Anyway let's move on: page 2 links to something rather more interesting, Wiseman et al's research at Hampton Court Palace. Now the technical set up they employed has been critiqued as somewhat inadequate, but overall the research is sound. Let's quote a bit to save you having to leave this page

The study involved over 600 members of the public walking through certain areas of the Palace and noting down their
location whenever they experienced any unusual phenomena. At night, a wide range of monitoring equipment (including
thermal imagers and electromagnetic sensors) were placed in these locations to monitor the environment.

Results revealed that:

- people consistently experienced unusual sensations in certain locations

- people who believed in the existence of ghosts reported more experiences than disbelievers

- some of these experiences were caused by natural phenomena, such as subtle draughts and changes in air
temperature.

- there was some tentative evidence linking the locations in which participants reported their experiences with
certain types of geomagnetic activity.


Now I recommend downloading the papers. Here is the BJP one.
http://www.richardwiseman.com/resources ... ntings.pdf

Now let's look at the Journal of Parapsychology one
http://www.richardwiseman.com/resources/hampton.pdf
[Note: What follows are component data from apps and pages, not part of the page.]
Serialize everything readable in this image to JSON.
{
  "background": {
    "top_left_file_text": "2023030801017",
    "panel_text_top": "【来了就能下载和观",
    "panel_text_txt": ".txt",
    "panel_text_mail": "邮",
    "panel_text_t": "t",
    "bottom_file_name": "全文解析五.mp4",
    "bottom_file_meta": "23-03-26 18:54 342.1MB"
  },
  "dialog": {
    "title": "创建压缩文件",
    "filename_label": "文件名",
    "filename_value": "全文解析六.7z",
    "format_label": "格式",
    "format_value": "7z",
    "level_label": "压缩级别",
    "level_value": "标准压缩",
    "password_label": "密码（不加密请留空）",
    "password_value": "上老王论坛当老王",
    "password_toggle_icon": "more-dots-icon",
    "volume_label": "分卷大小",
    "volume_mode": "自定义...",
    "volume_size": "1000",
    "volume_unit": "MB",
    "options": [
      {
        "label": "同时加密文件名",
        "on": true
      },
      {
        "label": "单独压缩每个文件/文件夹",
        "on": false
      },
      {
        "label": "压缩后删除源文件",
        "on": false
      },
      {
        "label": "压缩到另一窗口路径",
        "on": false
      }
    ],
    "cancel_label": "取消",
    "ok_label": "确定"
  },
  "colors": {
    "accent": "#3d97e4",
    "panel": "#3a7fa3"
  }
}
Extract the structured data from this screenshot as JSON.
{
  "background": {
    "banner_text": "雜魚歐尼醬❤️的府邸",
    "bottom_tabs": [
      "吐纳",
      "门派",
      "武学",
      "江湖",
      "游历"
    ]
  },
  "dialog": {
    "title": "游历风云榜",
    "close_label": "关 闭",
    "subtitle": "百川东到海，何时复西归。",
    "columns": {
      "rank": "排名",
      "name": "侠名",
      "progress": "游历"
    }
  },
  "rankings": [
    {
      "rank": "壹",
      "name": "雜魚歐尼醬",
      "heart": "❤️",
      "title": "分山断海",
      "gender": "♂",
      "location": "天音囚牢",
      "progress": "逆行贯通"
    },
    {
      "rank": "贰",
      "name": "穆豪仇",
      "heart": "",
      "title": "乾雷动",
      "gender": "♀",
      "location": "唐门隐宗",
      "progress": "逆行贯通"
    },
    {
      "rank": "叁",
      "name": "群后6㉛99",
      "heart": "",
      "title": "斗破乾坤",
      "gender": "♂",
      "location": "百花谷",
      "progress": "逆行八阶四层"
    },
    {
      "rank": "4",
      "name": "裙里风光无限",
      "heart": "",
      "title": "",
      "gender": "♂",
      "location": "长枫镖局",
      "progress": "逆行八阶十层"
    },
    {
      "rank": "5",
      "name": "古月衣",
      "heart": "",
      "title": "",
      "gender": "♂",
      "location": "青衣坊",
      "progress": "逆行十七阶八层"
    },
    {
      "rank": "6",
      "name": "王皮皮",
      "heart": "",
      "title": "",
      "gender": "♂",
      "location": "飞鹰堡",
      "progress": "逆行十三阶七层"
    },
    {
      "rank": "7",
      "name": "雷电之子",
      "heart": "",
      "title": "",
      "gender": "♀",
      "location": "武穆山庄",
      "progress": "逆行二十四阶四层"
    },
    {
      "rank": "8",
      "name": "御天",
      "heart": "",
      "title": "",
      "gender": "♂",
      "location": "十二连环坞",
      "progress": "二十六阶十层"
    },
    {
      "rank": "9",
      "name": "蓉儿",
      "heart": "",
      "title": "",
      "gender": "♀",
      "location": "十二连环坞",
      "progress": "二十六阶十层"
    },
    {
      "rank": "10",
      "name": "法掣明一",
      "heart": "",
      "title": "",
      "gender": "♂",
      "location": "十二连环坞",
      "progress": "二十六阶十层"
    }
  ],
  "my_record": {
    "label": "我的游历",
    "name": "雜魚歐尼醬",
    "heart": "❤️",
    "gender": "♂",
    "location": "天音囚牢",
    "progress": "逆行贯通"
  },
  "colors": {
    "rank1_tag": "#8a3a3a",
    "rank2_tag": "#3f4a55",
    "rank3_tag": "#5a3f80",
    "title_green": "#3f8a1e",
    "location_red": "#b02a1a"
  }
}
Let's assume you have lives: just read the last paragraph of each for now. It is a write up of the same data, the same experiment, by the same authors, but the first was published in a mainstream psychology journal, the second in a peer reviewed parapsychology journal. I don't know if you can detect any subtle differences in tone, but one thing is interesting: suggestibility does not explain the fact that people consistently selected the same "haunted" spots, without knowing where they are supposed to be. Yet no consistent environmental cues were detected: and while Braithwaite has critiqued the monitoring equipment, no strong evidence for magnetic fields or other environmental factors was discovered.

So as Wiseman says, people could tell where the ghost were supposed to be in a double blind experiment: this is proof there are no ghosts, but unknown environmental factors are at work. :scratch: :D Er, yeah quite. The experiment can't prove or disprove spooks, but it does seem to suggest the environmental variables usually invoked are in fact NOT the cause of the ghosthunters" weird sensations. I would put it down to suggestibility: the paper denies that. The fact that more people who believe in ghost than do not believe in ghosts report sensations strikes me as trivial and non-interesting: it is exactly in line with any other influence of perception by a priori expectation result surely? People who don't believe in ghosts are less likely to report ghost experiences. ;)
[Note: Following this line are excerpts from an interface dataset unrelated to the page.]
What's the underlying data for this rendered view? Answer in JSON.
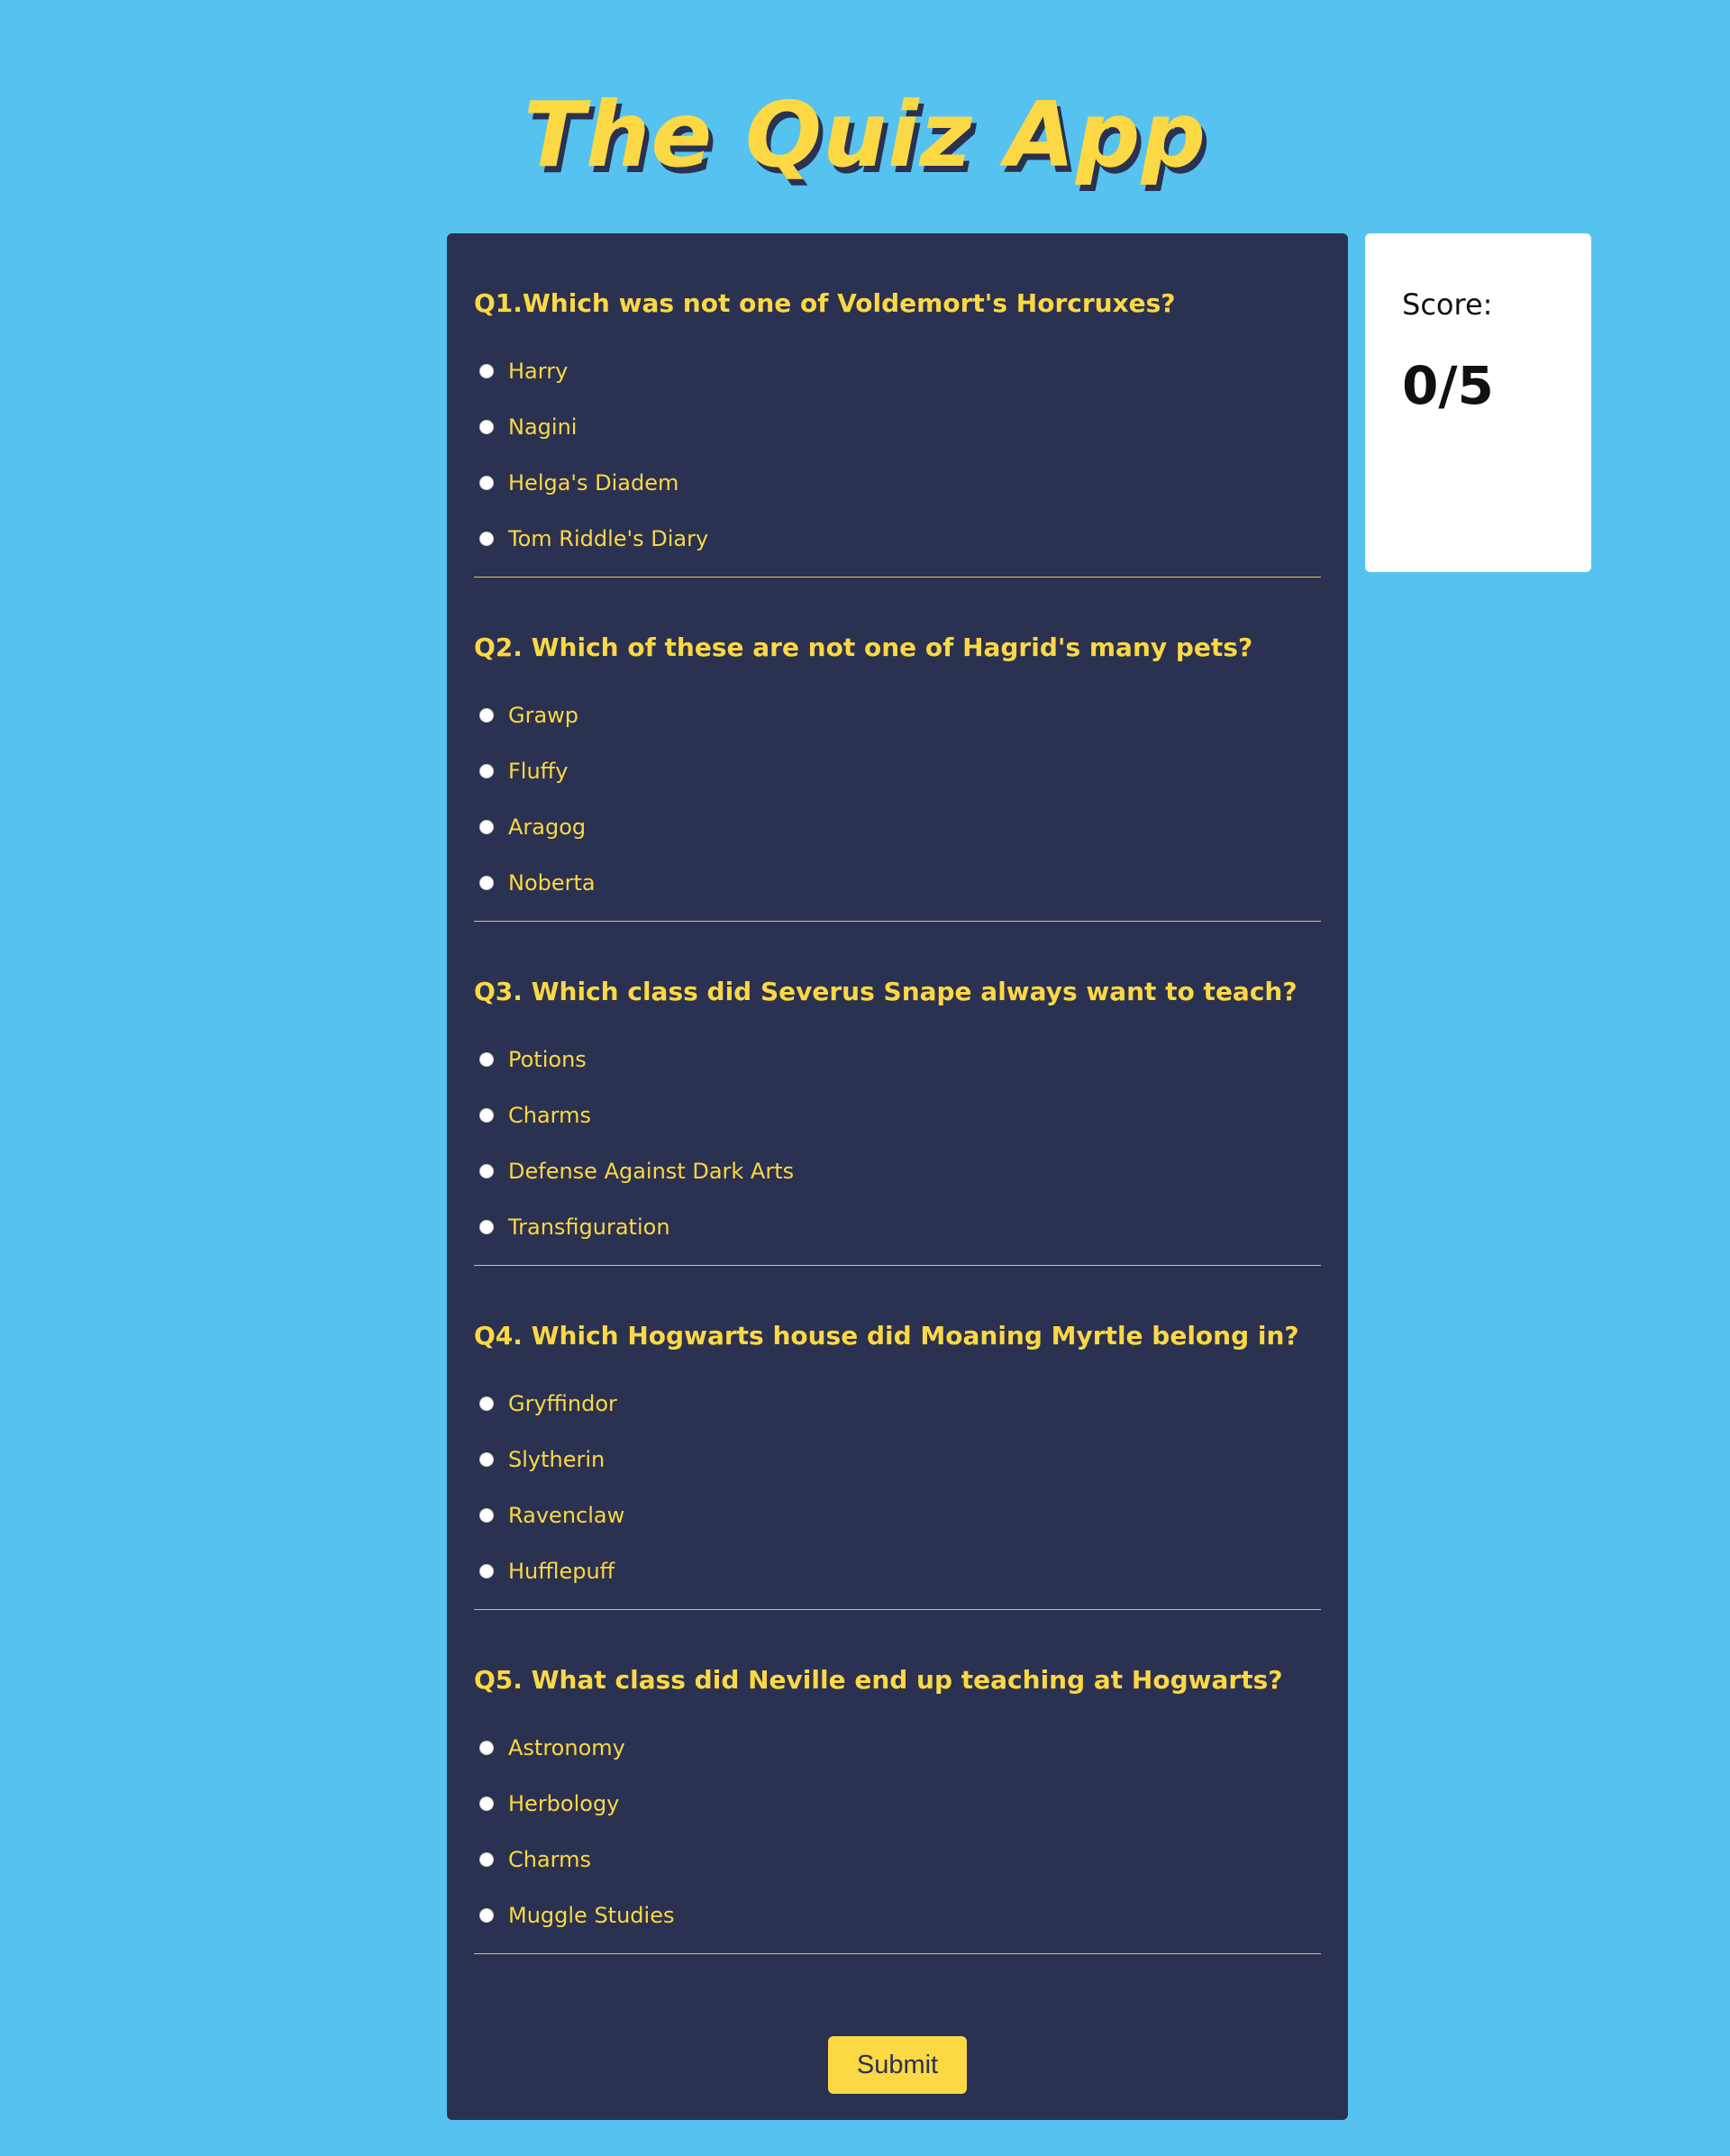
{
  "app": {
    "title": "The Quiz App"
  },
  "questions": [
    {
      "text": "Q1.Which was not one of Voldemort's Horcruxes?",
      "options": [
        "Harry",
        "Nagini",
        "Helga's Diadem",
        "Tom Riddle's Diary"
      ]
    },
    {
      "text": "Q2. Which of these are not one of Hagrid's many pets?",
      "options": [
        "Grawp",
        "Fluffy",
        "Aragog",
        "Noberta"
      ]
    },
    {
      "text": "Q3. Which class did Severus Snape always want to teach?",
      "options": [
        "Potions",
        "Charms",
        "Defense Against Dark Arts",
        "Transfiguration"
      ]
    },
    {
      "text": "Q4. Which Hogwarts house did Moaning Myrtle belong in?",
      "options": [
        "Gryffindor",
        "Slytherin",
        "Ravenclaw",
        "Hufflepuff"
      ]
    },
    {
      "text": "Q5. What class did Neville end up teaching at Hogwarts?",
      "options": [
        "Astronomy",
        "Herbology",
        "Charms",
        "Muggle Studies"
      ]
    }
  ],
  "submit": {
    "label": "Submit"
  },
  "score": {
    "label": "Score:",
    "value": "0/5"
  },
  "colors": {
    "background": "#56c2f0",
    "panel": "#2b3150",
    "accent": "#fbd844",
    "card": "#ffffff"
  }
}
Interested? If so join Campermon in reading through the two papers and looking for what they have missed. Or have Wiseman et all really found evidence for the spooks of Hampton Palace after all?

OK Let's move on to the Edinburgh Vaults and page 3. (http://www.richardwiseman.com/research/ghosts3.htm ) Have a look at the link above to get the background: then read the full paper which is here...

http://www.richardwiseman.com/resources ... ntings.pdf

The question is, have the authors really moved us forward in identifying the environmental variables involved? I don't think they have really: the evidence is at best suggestive, but to my mind weak. It could just as well be that what the people were detecting was the presence of spooks. :D Now actually I don't think that likely, because the "ghosthunt" produced ghosthunting style phenomena, not those of the spontaneous cases, and as I stated above the two are quite distinct. Still as many people are likely to invoke these experiments to explain both disparate types of experience, I think it is worth reading through the papers, and the sy seem to suggest something is going on, something that can quite easily be measured by humans, but which is currently evading simple explanation.

Anyway, this is a long enough post. I'll leave it there, and in my final post I'll sum up, and make a case for why I think all this matters, and try and convince you all of the reality of the spooks. My question to Campermon – how do you account for the findings of Wiseman et al? :)

j x